“For this debut collection, we started with 25 retailers,” explains Jonathan Hirschfeld, one half of the founding directors. “For Spring ’14, we have 60 on board.” The aesthetic works well in various retail environments. “In Stockholm, we’re stocked in a high-end boutique and just nearby is a skater store that also has the range. “There’s no conflict,” he says with understated satisfaction. You’ll find them stocked in several other premium-level international retailers, too. LN-CC, Très-Bien, Opening Ceremony and I.T. in the Far East are just some.
Business partner, Max Schiller has eight years of experience behind him having worked with Acne from their earliest days. When pushed to elaborate, he reveals, “I started on the shop floor, then opened up the Paris office handling sales and press. At one point, I was designing the menswear,” he modestly recalls. But they are keen not to rely on any existing industry relations previously forged with Acne.

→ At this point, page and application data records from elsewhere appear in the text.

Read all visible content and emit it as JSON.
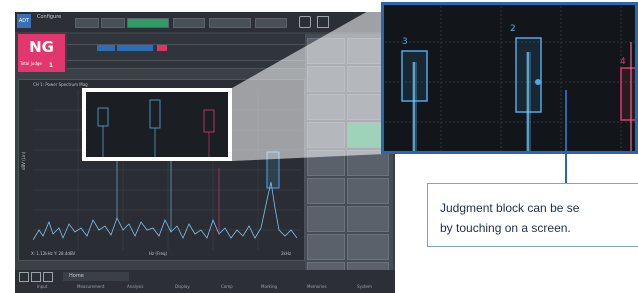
{
  "app": {
    "logo": "ADT",
    "status_text": "Configure",
    "result_badge": "NG",
    "result_sub": "Total Judge",
    "result_count": "1",
    "plot_title": "CH 1: Power Spectrum Mag",
    "y_axis_label": "dBV (Lin)",
    "x_axis_label": "Hz (Freq)",
    "cursor_readout": "X: 1.12kHz  Y: 28.4dBV",
    "x_tick_right": "2kHz",
    "bottom_tab": "Home",
    "menus": [
      "Input",
      "Measurement",
      "Analysis",
      "Display",
      "Comp",
      "Marking",
      "Memories",
      "System"
    ]
  },
  "zoom": {
    "block_labels": [
      "3",
      "2",
      "4"
    ],
    "block_colors": [
      "#4fa8e6",
      "#4fa8e6",
      "#e2376e"
    ],
    "frame_color": "#2b66b1"
  },
  "callout": {
    "line1": "Judgment block can be se",
    "line2": "by touching on a screen."
  }
}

For both, the decision to start on their own was clear. “We grew up with Vans, and couldn’t afford €300 sneakers. There was a gap in the market.” Factor in their online mission statement – that they are motivated by street culture, physical product and online inspiration, as evidenced by their Tumblr – and there is a hint this is just the beginnings of a label to watch out for.
“Our design philosophy goes like this,” explains Schiller. “Portion – Function – No Logo. The product should be constant, so the creative side is with packaging the sneakers in different ways.”
Eytys has taken this idea beyond the stockroom and onto the shop floor. To introduce the sneakers to their customers, London’s Dover Street Market recently invited them to create an installation space, in which they collaborated with Swedish interior designer, Sara Wetterqvist, to display a series of marbled prints onto suspended plexiglass, mirrors and wooden panels. On December 13, they will recreate this in DSM Ginza for the holiday season.
Spring next year sees Eytys introducing Memphis-inspired prints into the collection and working with British artist, Rhys Coren. Coren has produced a series of animations based on the English football kit from earlier decades. Eytys has adapted these into patterns and Coren reciprocated by animating one of their prints. We will see the results in the physical products, the packaging and any future installations next season. As for the name…it’s left deliberately open-ended, although Hirschfeld and Schiller’s Gen-Y adolescence in the ‘80s decade lends an easy clue.